Count how many lines in the material below hold the word "accel"; the reply is that number alone.

──────── DATA SUPPLIED

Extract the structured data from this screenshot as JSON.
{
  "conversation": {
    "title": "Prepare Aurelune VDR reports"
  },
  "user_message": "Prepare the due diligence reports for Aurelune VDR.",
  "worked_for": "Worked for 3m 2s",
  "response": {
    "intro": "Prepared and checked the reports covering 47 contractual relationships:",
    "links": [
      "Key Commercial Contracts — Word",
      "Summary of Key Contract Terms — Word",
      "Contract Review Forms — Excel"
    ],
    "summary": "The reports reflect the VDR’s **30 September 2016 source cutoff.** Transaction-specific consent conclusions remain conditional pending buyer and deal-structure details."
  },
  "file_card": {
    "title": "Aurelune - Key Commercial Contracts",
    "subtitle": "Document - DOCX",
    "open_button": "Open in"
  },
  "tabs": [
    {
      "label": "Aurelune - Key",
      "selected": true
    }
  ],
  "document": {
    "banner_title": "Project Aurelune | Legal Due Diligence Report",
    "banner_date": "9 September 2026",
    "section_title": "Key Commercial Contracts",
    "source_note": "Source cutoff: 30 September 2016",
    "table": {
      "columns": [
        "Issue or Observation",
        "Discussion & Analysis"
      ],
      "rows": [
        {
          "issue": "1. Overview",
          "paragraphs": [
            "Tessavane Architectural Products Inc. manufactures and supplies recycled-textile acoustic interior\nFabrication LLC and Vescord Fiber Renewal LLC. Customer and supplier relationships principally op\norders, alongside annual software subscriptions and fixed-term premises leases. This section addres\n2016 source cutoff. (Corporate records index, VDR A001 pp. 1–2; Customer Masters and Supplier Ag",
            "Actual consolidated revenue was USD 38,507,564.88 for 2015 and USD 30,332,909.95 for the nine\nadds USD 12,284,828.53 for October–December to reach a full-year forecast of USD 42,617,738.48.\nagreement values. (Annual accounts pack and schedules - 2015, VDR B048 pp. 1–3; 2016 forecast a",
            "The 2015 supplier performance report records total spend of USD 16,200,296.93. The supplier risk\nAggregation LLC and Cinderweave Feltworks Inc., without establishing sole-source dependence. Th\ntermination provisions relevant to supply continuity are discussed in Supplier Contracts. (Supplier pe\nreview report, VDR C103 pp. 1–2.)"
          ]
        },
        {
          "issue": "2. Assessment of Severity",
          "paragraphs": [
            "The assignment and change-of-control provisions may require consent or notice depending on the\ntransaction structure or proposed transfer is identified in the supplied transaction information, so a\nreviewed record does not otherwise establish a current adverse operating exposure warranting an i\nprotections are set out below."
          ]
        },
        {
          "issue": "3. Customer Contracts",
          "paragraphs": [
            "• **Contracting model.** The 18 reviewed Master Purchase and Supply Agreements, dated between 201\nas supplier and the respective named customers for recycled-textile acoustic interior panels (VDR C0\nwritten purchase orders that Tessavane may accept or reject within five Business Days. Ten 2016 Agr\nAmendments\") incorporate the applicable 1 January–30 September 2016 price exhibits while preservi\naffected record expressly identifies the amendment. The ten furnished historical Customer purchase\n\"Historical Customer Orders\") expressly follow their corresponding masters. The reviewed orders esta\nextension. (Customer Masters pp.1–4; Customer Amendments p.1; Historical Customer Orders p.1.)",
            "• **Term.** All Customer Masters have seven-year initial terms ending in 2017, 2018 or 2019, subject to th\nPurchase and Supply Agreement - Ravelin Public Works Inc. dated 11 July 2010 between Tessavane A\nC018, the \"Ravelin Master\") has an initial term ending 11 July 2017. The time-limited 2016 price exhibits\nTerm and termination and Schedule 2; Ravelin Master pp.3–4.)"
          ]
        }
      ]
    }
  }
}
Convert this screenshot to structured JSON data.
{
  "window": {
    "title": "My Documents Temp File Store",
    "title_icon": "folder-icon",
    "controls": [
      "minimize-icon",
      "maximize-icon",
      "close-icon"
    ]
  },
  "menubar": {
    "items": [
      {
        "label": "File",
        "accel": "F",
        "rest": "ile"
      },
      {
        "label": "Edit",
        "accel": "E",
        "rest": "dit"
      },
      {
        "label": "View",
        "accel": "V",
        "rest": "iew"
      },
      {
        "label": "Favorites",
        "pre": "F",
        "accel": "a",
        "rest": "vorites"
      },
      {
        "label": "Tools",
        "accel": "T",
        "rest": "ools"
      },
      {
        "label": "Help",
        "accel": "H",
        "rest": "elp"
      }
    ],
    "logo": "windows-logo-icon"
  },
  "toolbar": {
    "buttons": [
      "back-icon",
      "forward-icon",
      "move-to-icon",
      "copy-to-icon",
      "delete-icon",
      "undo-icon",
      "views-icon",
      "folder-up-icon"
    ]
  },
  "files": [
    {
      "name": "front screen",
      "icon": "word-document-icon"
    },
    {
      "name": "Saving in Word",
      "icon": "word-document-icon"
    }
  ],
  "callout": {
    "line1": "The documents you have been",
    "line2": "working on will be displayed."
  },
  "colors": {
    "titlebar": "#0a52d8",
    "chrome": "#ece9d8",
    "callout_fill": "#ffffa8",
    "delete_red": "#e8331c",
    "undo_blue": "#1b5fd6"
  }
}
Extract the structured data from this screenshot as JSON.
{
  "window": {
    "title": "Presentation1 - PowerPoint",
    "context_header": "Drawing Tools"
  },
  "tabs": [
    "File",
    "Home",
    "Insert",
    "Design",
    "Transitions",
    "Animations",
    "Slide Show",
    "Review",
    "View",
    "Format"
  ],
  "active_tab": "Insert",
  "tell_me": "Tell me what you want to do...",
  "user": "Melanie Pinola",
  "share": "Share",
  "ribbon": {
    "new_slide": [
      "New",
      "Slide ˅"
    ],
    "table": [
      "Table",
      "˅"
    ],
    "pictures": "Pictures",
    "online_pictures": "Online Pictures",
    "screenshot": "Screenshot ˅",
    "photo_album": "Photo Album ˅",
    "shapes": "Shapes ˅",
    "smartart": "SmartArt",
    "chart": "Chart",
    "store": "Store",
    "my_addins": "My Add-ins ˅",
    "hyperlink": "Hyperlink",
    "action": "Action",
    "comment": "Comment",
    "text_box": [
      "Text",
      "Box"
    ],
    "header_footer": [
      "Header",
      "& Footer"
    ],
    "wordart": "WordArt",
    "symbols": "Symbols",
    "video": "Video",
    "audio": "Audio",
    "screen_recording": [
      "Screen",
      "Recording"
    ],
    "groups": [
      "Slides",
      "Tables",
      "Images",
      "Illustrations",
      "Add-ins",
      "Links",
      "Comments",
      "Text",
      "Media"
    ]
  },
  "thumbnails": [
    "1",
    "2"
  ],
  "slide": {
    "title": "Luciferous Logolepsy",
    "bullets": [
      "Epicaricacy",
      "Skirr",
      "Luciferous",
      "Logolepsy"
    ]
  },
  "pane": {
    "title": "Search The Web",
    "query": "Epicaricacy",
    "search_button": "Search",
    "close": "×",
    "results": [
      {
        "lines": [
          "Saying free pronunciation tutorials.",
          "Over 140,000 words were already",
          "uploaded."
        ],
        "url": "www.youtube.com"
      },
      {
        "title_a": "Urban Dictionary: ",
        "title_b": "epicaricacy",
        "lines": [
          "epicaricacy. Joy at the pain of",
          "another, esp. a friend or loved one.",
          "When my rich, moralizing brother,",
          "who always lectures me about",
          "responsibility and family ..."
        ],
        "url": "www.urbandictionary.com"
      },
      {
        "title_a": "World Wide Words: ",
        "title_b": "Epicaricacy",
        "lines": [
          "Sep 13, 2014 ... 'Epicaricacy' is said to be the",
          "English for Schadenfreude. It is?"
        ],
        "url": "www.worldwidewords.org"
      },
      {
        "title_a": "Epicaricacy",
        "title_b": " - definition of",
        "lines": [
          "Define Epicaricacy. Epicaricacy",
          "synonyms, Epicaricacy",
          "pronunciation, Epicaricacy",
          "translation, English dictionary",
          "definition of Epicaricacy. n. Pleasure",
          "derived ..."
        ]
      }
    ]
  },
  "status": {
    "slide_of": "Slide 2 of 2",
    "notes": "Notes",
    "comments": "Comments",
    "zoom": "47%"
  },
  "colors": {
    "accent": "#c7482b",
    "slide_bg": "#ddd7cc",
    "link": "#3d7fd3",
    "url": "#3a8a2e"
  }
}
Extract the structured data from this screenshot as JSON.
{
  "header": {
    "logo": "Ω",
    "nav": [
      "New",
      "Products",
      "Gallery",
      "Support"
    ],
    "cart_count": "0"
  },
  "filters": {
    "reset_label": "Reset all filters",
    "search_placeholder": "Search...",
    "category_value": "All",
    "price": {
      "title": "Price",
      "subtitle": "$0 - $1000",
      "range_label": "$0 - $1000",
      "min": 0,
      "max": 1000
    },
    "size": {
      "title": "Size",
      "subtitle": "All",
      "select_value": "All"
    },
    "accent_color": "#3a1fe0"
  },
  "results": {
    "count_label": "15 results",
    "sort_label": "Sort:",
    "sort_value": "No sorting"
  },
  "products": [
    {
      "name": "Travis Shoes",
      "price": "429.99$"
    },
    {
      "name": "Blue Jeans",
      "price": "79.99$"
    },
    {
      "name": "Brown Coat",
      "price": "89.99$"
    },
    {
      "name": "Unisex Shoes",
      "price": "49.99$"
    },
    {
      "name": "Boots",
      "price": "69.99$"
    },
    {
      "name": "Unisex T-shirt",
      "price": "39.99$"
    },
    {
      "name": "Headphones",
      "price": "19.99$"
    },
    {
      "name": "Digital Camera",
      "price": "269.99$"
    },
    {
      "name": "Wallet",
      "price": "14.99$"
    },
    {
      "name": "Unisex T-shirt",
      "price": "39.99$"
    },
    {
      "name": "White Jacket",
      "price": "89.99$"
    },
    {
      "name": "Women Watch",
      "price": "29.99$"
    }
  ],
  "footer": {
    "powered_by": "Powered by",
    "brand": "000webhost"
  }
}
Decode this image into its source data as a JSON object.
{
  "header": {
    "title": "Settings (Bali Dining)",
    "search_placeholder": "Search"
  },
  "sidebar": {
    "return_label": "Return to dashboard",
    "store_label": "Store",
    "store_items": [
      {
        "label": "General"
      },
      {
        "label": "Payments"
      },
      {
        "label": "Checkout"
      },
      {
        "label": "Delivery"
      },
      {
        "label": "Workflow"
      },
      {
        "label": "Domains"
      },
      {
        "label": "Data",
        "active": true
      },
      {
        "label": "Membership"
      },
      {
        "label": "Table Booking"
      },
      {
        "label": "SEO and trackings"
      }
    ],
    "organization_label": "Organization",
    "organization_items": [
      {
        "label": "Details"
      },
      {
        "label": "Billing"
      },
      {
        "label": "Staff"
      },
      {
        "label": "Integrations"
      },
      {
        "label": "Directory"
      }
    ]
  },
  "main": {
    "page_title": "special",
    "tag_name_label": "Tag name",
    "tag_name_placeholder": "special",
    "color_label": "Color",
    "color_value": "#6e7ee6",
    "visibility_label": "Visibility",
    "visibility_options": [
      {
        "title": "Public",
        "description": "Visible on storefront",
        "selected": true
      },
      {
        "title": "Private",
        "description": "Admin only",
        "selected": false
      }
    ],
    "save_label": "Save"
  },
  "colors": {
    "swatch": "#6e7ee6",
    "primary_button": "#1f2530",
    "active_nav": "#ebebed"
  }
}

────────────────

• [OUTPUT OF THE TASK] 6